• WHAT YOU SHOULD DO: Your answer should be one number, the count of lines in the records that carry the string "icon".

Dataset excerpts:
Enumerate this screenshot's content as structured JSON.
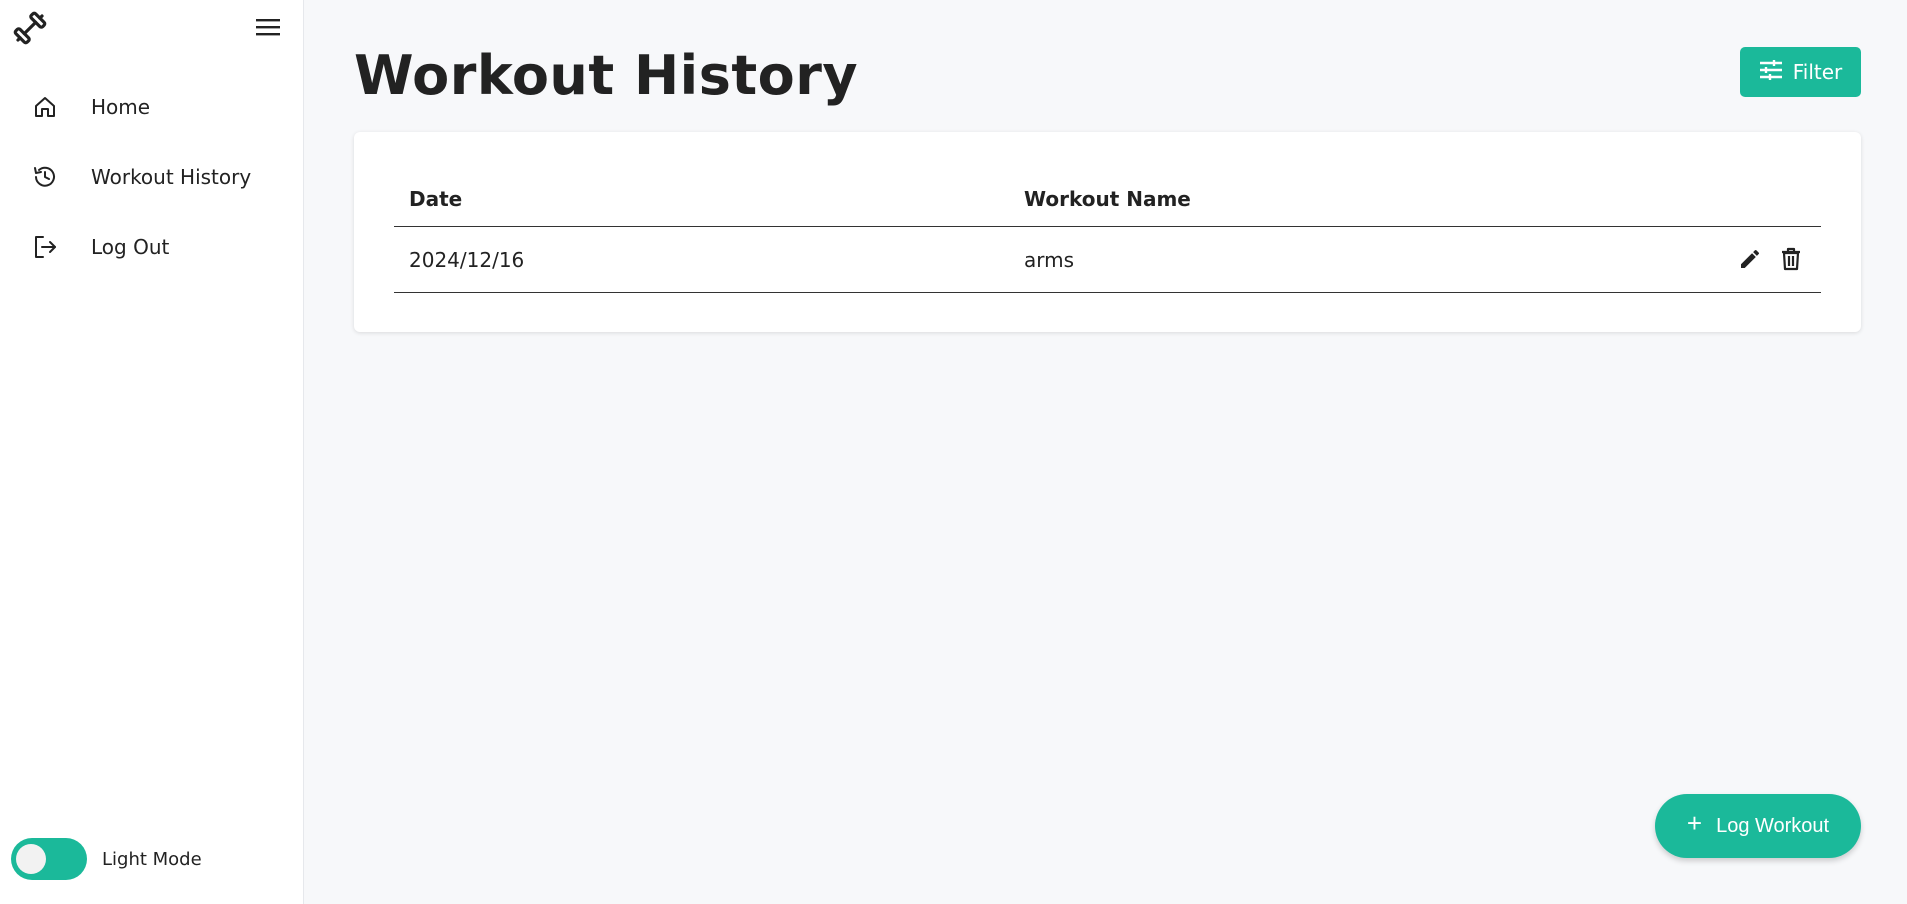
{
  "sidebar": {
    "nav": [
      {
        "label": "Home",
        "icon": "home-icon"
      },
      {
        "label": "Workout History",
        "icon": "history-icon"
      },
      {
        "label": "Log Out",
        "icon": "logout-icon"
      }
    ],
    "theme_label": "Light Mode"
  },
  "header": {
    "title": "Workout History",
    "filter_label": "Filter"
  },
  "table": {
    "columns": [
      "Date",
      "Workout Name"
    ],
    "rows": [
      {
        "date": "2024/12/16",
        "name": "arms"
      }
    ]
  },
  "fab": {
    "label": "Log Workout",
    "icon": "+"
  },
  "colors": {
    "accent": "#1bb99a",
    "background": "#f7f8fa",
    "sidebar": "#ffffff",
    "text": "#222222"
  }
}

• RESPONSE FOR THIS EXERCISE: 4